-- WHAT THE TASK ASKS --
Nothing but a full, exact copy of the data is needed.

◆ ◆ ◆ ◆ ◆ ◆ ◆

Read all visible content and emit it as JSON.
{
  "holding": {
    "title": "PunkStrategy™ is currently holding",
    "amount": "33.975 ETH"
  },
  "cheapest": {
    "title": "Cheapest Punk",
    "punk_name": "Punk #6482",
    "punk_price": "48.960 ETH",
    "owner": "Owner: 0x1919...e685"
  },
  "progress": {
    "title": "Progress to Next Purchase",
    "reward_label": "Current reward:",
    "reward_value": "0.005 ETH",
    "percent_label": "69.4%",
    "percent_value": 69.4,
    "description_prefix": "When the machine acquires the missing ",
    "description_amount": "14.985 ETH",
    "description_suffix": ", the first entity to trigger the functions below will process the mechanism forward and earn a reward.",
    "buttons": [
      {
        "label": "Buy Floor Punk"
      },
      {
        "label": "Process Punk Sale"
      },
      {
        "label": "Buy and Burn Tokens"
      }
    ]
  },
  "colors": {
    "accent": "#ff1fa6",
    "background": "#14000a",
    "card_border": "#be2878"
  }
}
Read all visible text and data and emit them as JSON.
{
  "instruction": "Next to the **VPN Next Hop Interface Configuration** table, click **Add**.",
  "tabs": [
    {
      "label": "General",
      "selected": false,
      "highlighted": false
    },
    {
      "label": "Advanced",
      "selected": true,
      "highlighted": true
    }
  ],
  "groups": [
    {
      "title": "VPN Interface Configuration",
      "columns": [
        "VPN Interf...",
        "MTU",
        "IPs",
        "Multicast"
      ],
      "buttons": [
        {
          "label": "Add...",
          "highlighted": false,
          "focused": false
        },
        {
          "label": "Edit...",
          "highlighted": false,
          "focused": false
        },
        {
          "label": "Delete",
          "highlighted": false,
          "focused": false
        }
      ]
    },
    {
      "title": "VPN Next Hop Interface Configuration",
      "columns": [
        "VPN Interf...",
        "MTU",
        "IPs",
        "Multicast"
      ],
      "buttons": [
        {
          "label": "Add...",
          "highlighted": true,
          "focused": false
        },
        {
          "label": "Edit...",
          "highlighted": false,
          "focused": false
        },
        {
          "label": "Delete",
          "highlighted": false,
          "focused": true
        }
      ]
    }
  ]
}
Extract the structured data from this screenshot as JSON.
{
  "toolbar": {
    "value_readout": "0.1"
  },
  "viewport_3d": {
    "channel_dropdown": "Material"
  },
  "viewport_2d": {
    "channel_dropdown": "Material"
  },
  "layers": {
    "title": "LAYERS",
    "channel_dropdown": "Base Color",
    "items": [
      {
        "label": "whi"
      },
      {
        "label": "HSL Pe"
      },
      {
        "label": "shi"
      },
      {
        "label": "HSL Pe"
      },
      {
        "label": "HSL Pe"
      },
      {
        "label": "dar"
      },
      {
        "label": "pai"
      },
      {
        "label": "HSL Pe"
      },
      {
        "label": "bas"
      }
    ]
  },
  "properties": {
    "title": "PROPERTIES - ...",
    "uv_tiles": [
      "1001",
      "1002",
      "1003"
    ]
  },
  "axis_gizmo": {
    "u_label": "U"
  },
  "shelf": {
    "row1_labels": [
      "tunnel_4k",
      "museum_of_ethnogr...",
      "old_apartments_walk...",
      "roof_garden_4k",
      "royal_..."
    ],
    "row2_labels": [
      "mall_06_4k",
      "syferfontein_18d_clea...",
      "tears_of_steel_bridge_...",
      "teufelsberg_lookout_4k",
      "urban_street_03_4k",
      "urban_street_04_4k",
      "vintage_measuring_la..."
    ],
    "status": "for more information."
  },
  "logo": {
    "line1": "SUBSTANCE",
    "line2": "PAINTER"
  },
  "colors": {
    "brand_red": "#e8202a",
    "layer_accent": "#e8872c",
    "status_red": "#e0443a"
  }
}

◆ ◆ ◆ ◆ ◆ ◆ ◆

-- ANSWER BOX --
Read all visible content and emit it as JSON.
{
  "holding": {
    "title": "PunkStrategy™ is currently holding",
    "amount": "33.975 ETH"
  },
  "cheapest": {
    "title": "Cheapest Punk",
    "punk_name": "Punk #6482",
    "punk_price": "48.960 ETH",
    "owner": "Owner: 0x1919...e685"
  },
  "progress": {
    "title": "Progress to Next Purchase",
    "reward_label": "Current reward:",
    "reward_value": "0.005 ETH",
    "percent_label": "69.4%",
    "percent_value": 69.4,
    "description_prefix": "When the machine acquires the missing ",
    "description_amount": "14.985 ETH",
    "description_suffix": ", the first entity to trigger the functions below will process the mechanism forward and earn a reward.",
    "buttons": [
      {
        "label": "Buy Floor Punk"
      },
      {
        "label": "Process Punk Sale"
      },
      {
        "label": "Buy and Burn Tokens"
      }
    ]
  },
  "colors": {
    "accent": "#ff1fa6",
    "background": "#14000a",
    "card_border": "#be2878"
  }
}
Read all visible text and data and emit them as JSON.
{
  "instruction": "Next to the **VPN Next Hop Interface Configuration** table, click **Add**.",
  "tabs": [
    {
      "label": "General",
      "selected": false,
      "highlighted": false
    },
    {
      "label": "Advanced",
      "selected": true,
      "highlighted": true
    }
  ],
  "groups": [
    {
      "title": "VPN Interface Configuration",
      "columns": [
        "VPN Interf...",
        "MTU",
        "IPs",
        "Multicast"
      ],
      "buttons": [
        {
          "label": "Add...",
          "highlighted": false,
          "focused": false
        },
        {
          "label": "Edit...",
          "highlighted": false,
          "focused": false
        },
        {
          "label": "Delete",
          "highlighted": false,
          "focused": false
        }
      ]
    },
    {
      "title": "VPN Next Hop Interface Configuration",
      "columns": [
        "VPN Interf...",
        "MTU",
        "IPs",
        "Multicast"
      ],
      "buttons": [
        {
          "label": "Add...",
          "highlighted": true,
          "focused": false
        },
        {
          "label": "Edit...",
          "highlighted": false,
          "focused": false
        },
        {
          "label": "Delete",
          "highlighted": false,
          "focused": true
        }
      ]
    }
  ]
}
Extract the structured data from this screenshot as JSON.
{
  "toolbar": {
    "value_readout": "0.1"
  },
  "viewport_3d": {
    "channel_dropdown": "Material"
  },
  "viewport_2d": {
    "channel_dropdown": "Material"
  },
  "layers": {
    "title": "LAYERS",
    "channel_dropdown": "Base Color",
    "items": [
      {
        "label": "whi"
      },
      {
        "label": "HSL Pe"
      },
      {
        "label": "shi"
      },
      {
        "label": "HSL Pe"
      },
      {
        "label": "HSL Pe"
      },
      {
        "label": "dar"
      },
      {
        "label": "pai"
      },
      {
        "label": "HSL Pe"
      },
      {
        "label": "bas"
      }
    ]
  },
  "properties": {
    "title": "PROPERTIES - ...",
    "uv_tiles": [
      "1001",
      "1002",
      "1003"
    ]
  },
  "axis_gizmo": {
    "u_label": "U"
  },
  "shelf": {
    "row1_labels": [
      "tunnel_4k",
      "museum_of_ethnogr...",
      "old_apartments_walk...",
      "roof_garden_4k",
      "royal_..."
    ],
    "row2_labels": [
      "mall_06_4k",
      "syferfontein_18d_clea...",
      "tears_of_steel_bridge_...",
      "teufelsberg_lookout_4k",
      "urban_street_03_4k",
      "urban_street_04_4k",
      "vintage_measuring_la..."
    ],
    "status": "for more information."
  },
  "logo": {
    "line1": "SUBSTANCE",
    "line2": "PAINTER"
  },
  "colors": {
    "brand_red": "#e8202a",
    "layer_accent": "#e8872c",
    "status_red": "#e0443a"
  }
}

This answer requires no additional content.